ACTIVITY :: What you return should match the data below exactly, line for line.

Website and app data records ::
+ + + + + + +
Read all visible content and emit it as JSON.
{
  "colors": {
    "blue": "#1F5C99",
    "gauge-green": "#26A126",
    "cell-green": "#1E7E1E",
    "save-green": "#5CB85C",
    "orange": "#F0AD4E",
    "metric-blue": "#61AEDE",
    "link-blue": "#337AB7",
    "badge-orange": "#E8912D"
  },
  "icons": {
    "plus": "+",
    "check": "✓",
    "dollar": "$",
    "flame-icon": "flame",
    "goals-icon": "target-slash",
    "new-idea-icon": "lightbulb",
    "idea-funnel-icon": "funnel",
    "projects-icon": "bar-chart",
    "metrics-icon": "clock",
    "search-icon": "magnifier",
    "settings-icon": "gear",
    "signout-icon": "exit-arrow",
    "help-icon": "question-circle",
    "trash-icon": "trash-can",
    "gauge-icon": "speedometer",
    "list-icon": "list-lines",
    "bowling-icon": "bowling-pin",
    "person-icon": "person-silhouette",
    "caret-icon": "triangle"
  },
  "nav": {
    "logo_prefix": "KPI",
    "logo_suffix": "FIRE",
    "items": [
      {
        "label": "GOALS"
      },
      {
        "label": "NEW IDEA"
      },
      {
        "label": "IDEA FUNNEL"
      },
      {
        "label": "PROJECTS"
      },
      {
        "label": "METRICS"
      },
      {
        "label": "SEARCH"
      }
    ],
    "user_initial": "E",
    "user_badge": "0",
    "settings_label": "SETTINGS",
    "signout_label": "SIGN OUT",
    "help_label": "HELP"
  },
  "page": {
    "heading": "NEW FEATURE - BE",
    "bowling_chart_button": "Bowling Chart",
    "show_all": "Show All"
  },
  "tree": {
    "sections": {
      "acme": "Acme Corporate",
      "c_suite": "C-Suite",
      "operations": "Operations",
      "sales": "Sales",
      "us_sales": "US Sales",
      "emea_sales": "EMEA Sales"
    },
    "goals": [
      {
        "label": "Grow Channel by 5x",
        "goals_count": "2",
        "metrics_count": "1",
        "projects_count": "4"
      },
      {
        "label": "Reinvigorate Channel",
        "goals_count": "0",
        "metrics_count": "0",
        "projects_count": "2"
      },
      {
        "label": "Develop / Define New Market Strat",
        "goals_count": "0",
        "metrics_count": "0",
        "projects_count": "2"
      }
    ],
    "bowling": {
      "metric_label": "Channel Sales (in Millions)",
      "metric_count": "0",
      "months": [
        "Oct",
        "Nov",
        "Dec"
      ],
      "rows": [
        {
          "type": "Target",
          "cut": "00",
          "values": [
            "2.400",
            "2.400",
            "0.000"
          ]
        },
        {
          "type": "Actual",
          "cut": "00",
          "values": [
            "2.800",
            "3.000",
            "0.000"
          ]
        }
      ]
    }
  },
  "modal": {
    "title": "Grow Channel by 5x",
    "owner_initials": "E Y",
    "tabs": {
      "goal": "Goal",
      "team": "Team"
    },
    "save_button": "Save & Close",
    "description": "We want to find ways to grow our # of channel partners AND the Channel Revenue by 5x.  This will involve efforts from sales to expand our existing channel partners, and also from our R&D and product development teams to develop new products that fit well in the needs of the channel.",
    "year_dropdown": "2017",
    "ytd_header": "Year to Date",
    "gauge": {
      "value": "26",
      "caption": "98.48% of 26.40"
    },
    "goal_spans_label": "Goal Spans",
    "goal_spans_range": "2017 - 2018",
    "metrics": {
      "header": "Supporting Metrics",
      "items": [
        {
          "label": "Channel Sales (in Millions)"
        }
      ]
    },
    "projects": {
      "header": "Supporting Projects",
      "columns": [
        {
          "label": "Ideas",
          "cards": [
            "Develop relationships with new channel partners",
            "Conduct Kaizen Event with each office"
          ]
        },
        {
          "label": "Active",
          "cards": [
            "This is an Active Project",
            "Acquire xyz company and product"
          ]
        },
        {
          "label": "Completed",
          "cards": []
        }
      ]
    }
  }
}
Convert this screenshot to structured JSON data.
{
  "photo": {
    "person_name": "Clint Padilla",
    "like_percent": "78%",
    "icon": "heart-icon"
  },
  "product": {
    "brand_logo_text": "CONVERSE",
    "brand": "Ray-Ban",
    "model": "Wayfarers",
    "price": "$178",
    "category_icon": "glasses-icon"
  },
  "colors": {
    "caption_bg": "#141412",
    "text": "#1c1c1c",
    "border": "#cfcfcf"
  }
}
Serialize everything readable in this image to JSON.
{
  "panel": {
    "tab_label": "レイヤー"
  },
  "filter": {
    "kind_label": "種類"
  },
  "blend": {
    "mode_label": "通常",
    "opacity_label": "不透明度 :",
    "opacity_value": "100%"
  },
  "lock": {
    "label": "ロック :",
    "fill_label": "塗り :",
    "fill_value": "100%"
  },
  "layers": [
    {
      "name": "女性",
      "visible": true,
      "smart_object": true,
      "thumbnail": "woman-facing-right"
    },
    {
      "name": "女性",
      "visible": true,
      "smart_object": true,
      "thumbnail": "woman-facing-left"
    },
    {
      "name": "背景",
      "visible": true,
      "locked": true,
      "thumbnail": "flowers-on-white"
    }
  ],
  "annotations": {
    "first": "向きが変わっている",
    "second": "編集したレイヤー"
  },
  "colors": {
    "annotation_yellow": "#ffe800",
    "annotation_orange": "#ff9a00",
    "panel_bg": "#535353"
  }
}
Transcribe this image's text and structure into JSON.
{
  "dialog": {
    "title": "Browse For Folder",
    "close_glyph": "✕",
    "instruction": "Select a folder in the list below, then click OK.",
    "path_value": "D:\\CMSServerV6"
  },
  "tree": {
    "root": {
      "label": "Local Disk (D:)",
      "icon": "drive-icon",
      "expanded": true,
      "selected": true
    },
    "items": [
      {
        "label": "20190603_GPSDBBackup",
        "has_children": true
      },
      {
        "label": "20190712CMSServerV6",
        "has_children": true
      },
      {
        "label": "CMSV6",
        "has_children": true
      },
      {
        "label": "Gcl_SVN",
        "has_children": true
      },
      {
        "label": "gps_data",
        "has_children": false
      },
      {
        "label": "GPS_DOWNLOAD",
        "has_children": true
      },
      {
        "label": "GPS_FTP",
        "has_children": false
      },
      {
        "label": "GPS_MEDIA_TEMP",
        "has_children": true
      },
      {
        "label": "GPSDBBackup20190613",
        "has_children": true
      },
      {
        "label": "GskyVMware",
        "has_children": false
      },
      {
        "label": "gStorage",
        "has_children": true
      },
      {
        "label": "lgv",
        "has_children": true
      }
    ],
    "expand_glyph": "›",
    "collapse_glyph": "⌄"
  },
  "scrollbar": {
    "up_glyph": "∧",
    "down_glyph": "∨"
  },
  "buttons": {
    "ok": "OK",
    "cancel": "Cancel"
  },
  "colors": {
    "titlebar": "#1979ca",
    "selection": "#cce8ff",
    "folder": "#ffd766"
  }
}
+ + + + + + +
WRITTEN RESPONSE ::
Read all visible content and emit it as JSON.
{
  "colors": {
    "blue": "#1F5C99",
    "gauge-green": "#26A126",
    "cell-green": "#1E7E1E",
    "save-green": "#5CB85C",
    "orange": "#F0AD4E",
    "metric-blue": "#61AEDE",
    "link-blue": "#337AB7",
    "badge-orange": "#E8912D"
  },
  "icons": {
    "plus": "+",
    "check": "✓",
    "dollar": "$",
    "flame-icon": "flame",
    "goals-icon": "target-slash",
    "new-idea-icon": "lightbulb",
    "idea-funnel-icon": "funnel",
    "projects-icon": "bar-chart",
    "metrics-icon": "clock",
    "search-icon": "magnifier",
    "settings-icon": "gear",
    "signout-icon": "exit-arrow",
    "help-icon": "question-circle",
    "trash-icon": "trash-can",
    "gauge-icon": "speedometer",
    "list-icon": "list-lines",
    "bowling-icon": "bowling-pin",
    "person-icon": "person-silhouette",
    "caret-icon": "triangle"
  },
  "nav": {
    "logo_prefix": "KPI",
    "logo_suffix": "FIRE",
    "items": [
      {
        "label": "GOALS"
      },
      {
        "label": "NEW IDEA"
      },
      {
        "label": "IDEA FUNNEL"
      },
      {
        "label": "PROJECTS"
      },
      {
        "label": "METRICS"
      },
      {
        "label": "SEARCH"
      }
    ],
    "user_initial": "E",
    "user_badge": "0",
    "settings_label": "SETTINGS",
    "signout_label": "SIGN OUT",
    "help_label": "HELP"
  },
  "page": {
    "heading": "NEW FEATURE - BE",
    "bowling_chart_button": "Bowling Chart",
    "show_all": "Show All"
  },
  "tree": {
    "sections": {
      "acme": "Acme Corporate",
      "c_suite": "C-Suite",
      "operations": "Operations",
      "sales": "Sales",
      "us_sales": "US Sales",
      "emea_sales": "EMEA Sales"
    },
    "goals": [
      {
        "label": "Grow Channel by 5x",
        "goals_count": "2",
        "metrics_count": "1",
        "projects_count": "4"
      },
      {
        "label": "Reinvigorate Channel",
        "goals_count": "0",
        "metrics_count": "0",
        "projects_count": "2"
      },
      {
        "label": "Develop / Define New Market Strat",
        "goals_count": "0",
        "metrics_count": "0",
        "projects_count": "2"
      }
    ],
    "bowling": {
      "metric_label": "Channel Sales (in Millions)",
      "metric_count": "0",
      "months": [
        "Oct",
        "Nov",
        "Dec"
      ],
      "rows": [
        {
          "type": "Target",
          "cut": "00",
          "values": [
            "2.400",
            "2.400",
            "0.000"
          ]
        },
        {
          "type": "Actual",
          "cut": "00",
          "values": [
            "2.800",
            "3.000",
            "0.000"
          ]
        }
      ]
    }
  },
  "modal": {
    "title": "Grow Channel by 5x",
    "owner_initials": "E Y",
    "tabs": {
      "goal": "Goal",
      "team": "Team"
    },
    "save_button": "Save & Close",
    "description": "We want to find ways to grow our # of channel partners AND the Channel Revenue by 5x.  This will involve efforts from sales to expand our existing channel partners, and also from our R&D and product development teams to develop new products that fit well in the needs of the channel.",
    "year_dropdown": "2017",
    "ytd_header": "Year to Date",
    "gauge": {
      "value": "26",
      "caption": "98.48% of 26.40"
    },
    "goal_spans_label": "Goal Spans",
    "goal_spans_range": "2017 - 2018",
    "metrics": {
      "header": "Supporting Metrics",
      "items": [
        {
          "label": "Channel Sales (in Millions)"
        }
      ]
    },
    "projects": {
      "header": "Supporting Projects",
      "columns": [
        {
          "label": "Ideas",
          "cards": [
            "Develop relationships with new channel partners",
            "Conduct Kaizen Event with each office"
          ]
        },
        {
          "label": "Active",
          "cards": [
            "This is an Active Project",
            "Acquire xyz company and product"
          ]
        },
        {
          "label": "Completed",
          "cards": []
        }
      ]
    }
  }
}
Convert this screenshot to structured JSON data.
{
  "photo": {
    "person_name": "Clint Padilla",
    "like_percent": "78%",
    "icon": "heart-icon"
  },
  "product": {
    "brand_logo_text": "CONVERSE",
    "brand": "Ray-Ban",
    "model": "Wayfarers",
    "price": "$178",
    "category_icon": "glasses-icon"
  },
  "colors": {
    "caption_bg": "#141412",
    "text": "#1c1c1c",
    "border": "#cfcfcf"
  }
}
Serialize everything readable in this image to JSON.
{
  "panel": {
    "tab_label": "レイヤー"
  },
  "filter": {
    "kind_label": "種類"
  },
  "blend": {
    "mode_label": "通常",
    "opacity_label": "不透明度 :",
    "opacity_value": "100%"
  },
  "lock": {
    "label": "ロック :",
    "fill_label": "塗り :",
    "fill_value": "100%"
  },
  "layers": [
    {
      "name": "女性",
      "visible": true,
      "smart_object": true,
      "thumbnail": "woman-facing-right"
    },
    {
      "name": "女性",
      "visible": true,
      "smart_object": true,
      "thumbnail": "woman-facing-left"
    },
    {
      "name": "背景",
      "visible": true,
      "locked": true,
      "thumbnail": "flowers-on-white"
    }
  ],
  "annotations": {
    "first": "向きが変わっている",
    "second": "編集したレイヤー"
  },
  "colors": {
    "annotation_yellow": "#ffe800",
    "annotation_orange": "#ff9a00",
    "panel_bg": "#535353"
  }
}
Transcribe this image's text and structure into JSON.
{
  "dialog": {
    "title": "Browse For Folder",
    "close_glyph": "✕",
    "instruction": "Select a folder in the list below, then click OK.",
    "path_value": "D:\\CMSServerV6"
  },
  "tree": {
    "root": {
      "label": "Local Disk (D:)",
      "icon": "drive-icon",
      "expanded": true,
      "selected": true
    },
    "items": [
      {
        "label": "20190603_GPSDBBackup",
        "has_children": true
      },
      {
        "label": "20190712CMSServerV6",
        "has_children": true
      },
      {
        "label": "CMSV6",
        "has_children": true
      },
      {
        "label": "Gcl_SVN",
        "has_children": true
      },
      {
        "label": "gps_data",
        "has_children": false
      },
      {
        "label": "GPS_DOWNLOAD",
        "has_children": true
      },
      {
        "label": "GPS_FTP",
        "has_children": false
      },
      {
        "label": "GPS_MEDIA_TEMP",
        "has_children": true
      },
      {
        "label": "GPSDBBackup20190613",
        "has_children": true
      },
      {
        "label": "GskyVMware",
        "has_children": false
      },
      {
        "label": "gStorage",
        "has_children": true
      },
      {
        "label": "lgv",
        "has_children": true
      }
    ],
    "expand_glyph": "›",
    "collapse_glyph": "⌄"
  },
  "scrollbar": {
    "up_glyph": "∧",
    "down_glyph": "∨"
  },
  "buttons": {
    "ok": "OK",
    "cancel": "Cancel"
  },
  "colors": {
    "titlebar": "#1979ca",
    "selection": "#cce8ff",
    "folder": "#ffd766"
  }
}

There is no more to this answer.